Dear Dr. Courtright,
I recently had my daughter tested for A.D.D., and it turns out she is off the charts on the facial and pattern recognition tests. Do you have any suggestions on what we might do to foster the development of these skills? Is there use for these skills in any careers? Any thoughts or suggestions you may have would be greatly appreciated.
It is always gratifying and exciting when our children perform well on assessments – and it can be puzzling, too, as one attempts to consider the practical applications and the implications of such results. In response to your particular question about these two subtests, I would offer a couple of observations in reply.
The subtests included in an intellectual test address various factors related to cognition and intelligence. The goal is to measure performance on specific tasks and compare that performance (for example, number of items correctly answered) to other children of the same age. The score the test gives you is a measure of how different your child is (higher- or lower- performing) from other children by comparing to hers the number correct obtained by the average child of the same age. By sampling behaviors on a number and variety of different tasks, it is possible to draw conclusions about the individual’s ability — to process information, to remember, to analyze and to associate — in comparison to other children, and to derive a score that is predictive of school success and indicative of abilities in storing and retrieving information, solving puzzles and problems, thinking logically and reasoning – all of these being cognitive skills that are needed for successful school (and real-world) performance.
You have noted that your daughter’s performance in these two subtests in particular is exceptionally high. That is great news, because it suggests a significantly higher level of intellectual ability than that of her age- and classmates. However, the nature of the test is not to predict or guide vocational or career interests or aptitudes. One might guess that pattern recognition might be an attribute that could lead to being successful as an engineer, or that facial recognition might lead to success in forensics or human resources work, however the truth is that information such as that (that is, vocational or career guidance) is beyond the scope of the test your daughter took. You didn’t offer an indication of your daughter’s age, but unless she is already in college and can access the career guidance office, the thing to do is to continue to permit and encourage her to explore possibilities and interests she has, but without reference to these two very narrow components of the aptitude test.
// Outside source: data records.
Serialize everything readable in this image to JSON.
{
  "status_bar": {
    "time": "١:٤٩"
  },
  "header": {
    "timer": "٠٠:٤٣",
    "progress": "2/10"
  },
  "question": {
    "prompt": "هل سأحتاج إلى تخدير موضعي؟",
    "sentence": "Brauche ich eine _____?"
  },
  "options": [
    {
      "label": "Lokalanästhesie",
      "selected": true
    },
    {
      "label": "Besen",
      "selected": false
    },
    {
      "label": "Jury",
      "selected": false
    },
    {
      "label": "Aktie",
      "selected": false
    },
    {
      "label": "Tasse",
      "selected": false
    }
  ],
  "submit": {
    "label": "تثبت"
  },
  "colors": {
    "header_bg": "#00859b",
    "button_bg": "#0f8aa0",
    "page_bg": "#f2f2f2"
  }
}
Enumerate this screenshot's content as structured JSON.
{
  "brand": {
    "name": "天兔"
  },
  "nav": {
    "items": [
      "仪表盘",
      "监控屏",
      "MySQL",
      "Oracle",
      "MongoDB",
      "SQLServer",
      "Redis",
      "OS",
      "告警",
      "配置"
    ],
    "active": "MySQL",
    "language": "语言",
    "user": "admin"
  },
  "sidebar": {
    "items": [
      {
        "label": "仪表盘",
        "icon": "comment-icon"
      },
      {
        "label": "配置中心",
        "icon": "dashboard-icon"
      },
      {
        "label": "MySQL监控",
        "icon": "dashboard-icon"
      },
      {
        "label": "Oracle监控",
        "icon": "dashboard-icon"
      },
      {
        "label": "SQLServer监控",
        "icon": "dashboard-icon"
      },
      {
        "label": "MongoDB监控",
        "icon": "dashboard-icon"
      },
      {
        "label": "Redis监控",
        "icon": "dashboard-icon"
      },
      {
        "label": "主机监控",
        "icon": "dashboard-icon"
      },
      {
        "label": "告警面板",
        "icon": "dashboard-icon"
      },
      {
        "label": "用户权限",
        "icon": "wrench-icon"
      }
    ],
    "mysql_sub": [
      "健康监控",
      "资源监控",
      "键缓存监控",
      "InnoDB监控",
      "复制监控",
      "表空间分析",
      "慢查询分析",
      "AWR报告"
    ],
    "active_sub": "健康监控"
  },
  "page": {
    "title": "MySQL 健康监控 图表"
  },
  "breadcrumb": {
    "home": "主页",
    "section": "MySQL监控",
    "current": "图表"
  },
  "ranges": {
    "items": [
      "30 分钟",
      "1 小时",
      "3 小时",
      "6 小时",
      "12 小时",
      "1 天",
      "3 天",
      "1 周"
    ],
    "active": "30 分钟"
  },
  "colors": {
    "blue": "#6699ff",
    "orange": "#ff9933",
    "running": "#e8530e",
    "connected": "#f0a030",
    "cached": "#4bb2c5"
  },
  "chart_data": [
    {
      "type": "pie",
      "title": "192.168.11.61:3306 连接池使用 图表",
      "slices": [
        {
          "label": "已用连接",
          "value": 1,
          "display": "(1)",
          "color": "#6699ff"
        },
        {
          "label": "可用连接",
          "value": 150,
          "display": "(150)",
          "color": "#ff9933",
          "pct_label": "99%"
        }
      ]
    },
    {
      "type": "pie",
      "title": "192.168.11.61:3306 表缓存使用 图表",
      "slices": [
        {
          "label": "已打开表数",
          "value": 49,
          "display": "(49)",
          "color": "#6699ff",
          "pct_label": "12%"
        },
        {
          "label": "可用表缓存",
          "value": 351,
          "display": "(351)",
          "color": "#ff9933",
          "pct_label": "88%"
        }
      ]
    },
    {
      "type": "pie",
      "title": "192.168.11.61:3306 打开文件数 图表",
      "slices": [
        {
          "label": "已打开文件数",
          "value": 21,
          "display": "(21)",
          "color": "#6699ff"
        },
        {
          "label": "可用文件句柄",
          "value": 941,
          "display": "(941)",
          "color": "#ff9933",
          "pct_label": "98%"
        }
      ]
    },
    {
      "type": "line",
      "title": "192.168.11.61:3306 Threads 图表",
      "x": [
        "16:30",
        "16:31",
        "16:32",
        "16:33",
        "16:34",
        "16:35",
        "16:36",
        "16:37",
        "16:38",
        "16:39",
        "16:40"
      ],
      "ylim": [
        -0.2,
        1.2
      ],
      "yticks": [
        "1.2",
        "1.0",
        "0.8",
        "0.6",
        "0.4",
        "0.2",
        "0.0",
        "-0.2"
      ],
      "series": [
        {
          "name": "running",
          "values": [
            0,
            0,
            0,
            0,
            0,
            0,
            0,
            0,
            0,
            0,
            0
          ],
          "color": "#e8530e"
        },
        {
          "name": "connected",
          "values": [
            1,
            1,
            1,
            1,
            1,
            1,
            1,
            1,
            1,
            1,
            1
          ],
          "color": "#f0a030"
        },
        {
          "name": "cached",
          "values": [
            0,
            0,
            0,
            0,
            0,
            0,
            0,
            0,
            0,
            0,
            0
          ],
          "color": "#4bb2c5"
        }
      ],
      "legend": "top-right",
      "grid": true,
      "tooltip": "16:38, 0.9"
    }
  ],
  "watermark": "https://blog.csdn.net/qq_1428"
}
They were not designed to inform decisions about careers, and the fact that she has scored at a high level suggests that what you have been doing in nurturing her is meeting her needs, and the best thing to do is to just continue to offer her the kind of enrichment that feeds her interests will serve her best.
I hope this is helpful information, but if you have additional, follow-up questions, I will do my best to provide you with an answer.
Gifted Education Specialist
If you are a TIP parent or teacher and have a question for a TIP gifted education research specialist, please contact Richard D. Courtright, PhD, by email at firstname.lastname@example.org.